Task objective: Print every record below exactly as written.

[[ Records to process, beginning ]]

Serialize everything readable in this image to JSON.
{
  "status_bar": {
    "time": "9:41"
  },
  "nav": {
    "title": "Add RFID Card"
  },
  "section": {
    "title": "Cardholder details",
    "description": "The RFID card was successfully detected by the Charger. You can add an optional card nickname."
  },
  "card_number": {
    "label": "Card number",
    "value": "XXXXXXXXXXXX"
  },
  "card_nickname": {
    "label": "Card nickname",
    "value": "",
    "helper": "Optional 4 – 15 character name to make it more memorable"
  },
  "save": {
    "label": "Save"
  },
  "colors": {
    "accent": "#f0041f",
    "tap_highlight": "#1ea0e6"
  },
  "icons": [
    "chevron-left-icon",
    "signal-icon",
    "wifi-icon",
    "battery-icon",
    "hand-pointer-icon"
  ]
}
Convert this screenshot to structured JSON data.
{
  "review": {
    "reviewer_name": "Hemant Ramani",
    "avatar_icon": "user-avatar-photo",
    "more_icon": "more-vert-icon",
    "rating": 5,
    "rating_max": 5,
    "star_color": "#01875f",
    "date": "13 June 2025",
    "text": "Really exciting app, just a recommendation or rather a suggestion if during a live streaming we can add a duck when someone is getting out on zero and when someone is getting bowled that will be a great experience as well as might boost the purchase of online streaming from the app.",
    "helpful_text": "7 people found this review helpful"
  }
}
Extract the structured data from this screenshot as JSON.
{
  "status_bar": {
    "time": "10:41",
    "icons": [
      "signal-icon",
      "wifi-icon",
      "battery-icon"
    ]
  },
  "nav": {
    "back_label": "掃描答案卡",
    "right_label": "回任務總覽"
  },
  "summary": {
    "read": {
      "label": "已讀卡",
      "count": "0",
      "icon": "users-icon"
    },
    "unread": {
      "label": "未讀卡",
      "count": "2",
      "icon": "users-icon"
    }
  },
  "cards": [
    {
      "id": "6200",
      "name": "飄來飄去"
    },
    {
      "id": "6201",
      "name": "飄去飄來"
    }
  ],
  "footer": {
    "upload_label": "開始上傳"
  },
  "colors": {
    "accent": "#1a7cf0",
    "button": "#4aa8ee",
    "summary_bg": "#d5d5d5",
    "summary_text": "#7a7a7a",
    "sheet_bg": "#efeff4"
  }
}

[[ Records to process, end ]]

Answer section:
Serialize everything readable in this image to JSON.
{
  "status_bar": {
    "time": "9:41"
  },
  "nav": {
    "title": "Add RFID Card"
  },
  "section": {
    "title": "Cardholder details",
    "description": "The RFID card was successfully detected by the Charger. You can add an optional card nickname."
  },
  "card_number": {
    "label": "Card number",
    "value": "XXXXXXXXXXXX"
  },
  "card_nickname": {
    "label": "Card nickname",
    "value": "",
    "helper": "Optional 4 – 15 character name to make it more memorable"
  },
  "save": {
    "label": "Save"
  },
  "colors": {
    "accent": "#f0041f",
    "tap_highlight": "#1ea0e6"
  },
  "icons": [
    "chevron-left-icon",
    "signal-icon",
    "wifi-icon",
    "battery-icon",
    "hand-pointer-icon"
  ]
}
Convert this screenshot to structured JSON data.
{
  "review": {
    "reviewer_name": "Hemant Ramani",
    "avatar_icon": "user-avatar-photo",
    "more_icon": "more-vert-icon",
    "rating": 5,
    "rating_max": 5,
    "star_color": "#01875f",
    "date": "13 June 2025",
    "text": "Really exciting app, just a recommendation or rather a suggestion if during a live streaming we can add a duck when someone is getting out on zero and when someone is getting bowled that will be a great experience as well as might boost the purchase of online streaming from the app.",
    "helpful_text": "7 people found this review helpful"
  }
}
Extract the structured data from this screenshot as JSON.
{
  "status_bar": {
    "time": "10:41",
    "icons": [
      "signal-icon",
      "wifi-icon",
      "battery-icon"
    ]
  },
  "nav": {
    "back_label": "掃描答案卡",
    "right_label": "回任務總覽"
  },
  "summary": {
    "read": {
      "label": "已讀卡",
      "count": "0",
      "icon": "users-icon"
    },
    "unread": {
      "label": "未讀卡",
      "count": "2",
      "icon": "users-icon"
    }
  },
  "cards": [
    {
      "id": "6200",
      "name": "飄來飄去"
    },
    {
      "id": "6201",
      "name": "飄去飄來"
    }
  ],
  "footer": {
    "upload_label": "開始上傳"
  },
  "colors": {
    "accent": "#1a7cf0",
    "button": "#4aa8ee",
    "summary_bg": "#d5d5d5",
    "summary_text": "#7a7a7a",
    "sheet_bg": "#efeff4"
  }
}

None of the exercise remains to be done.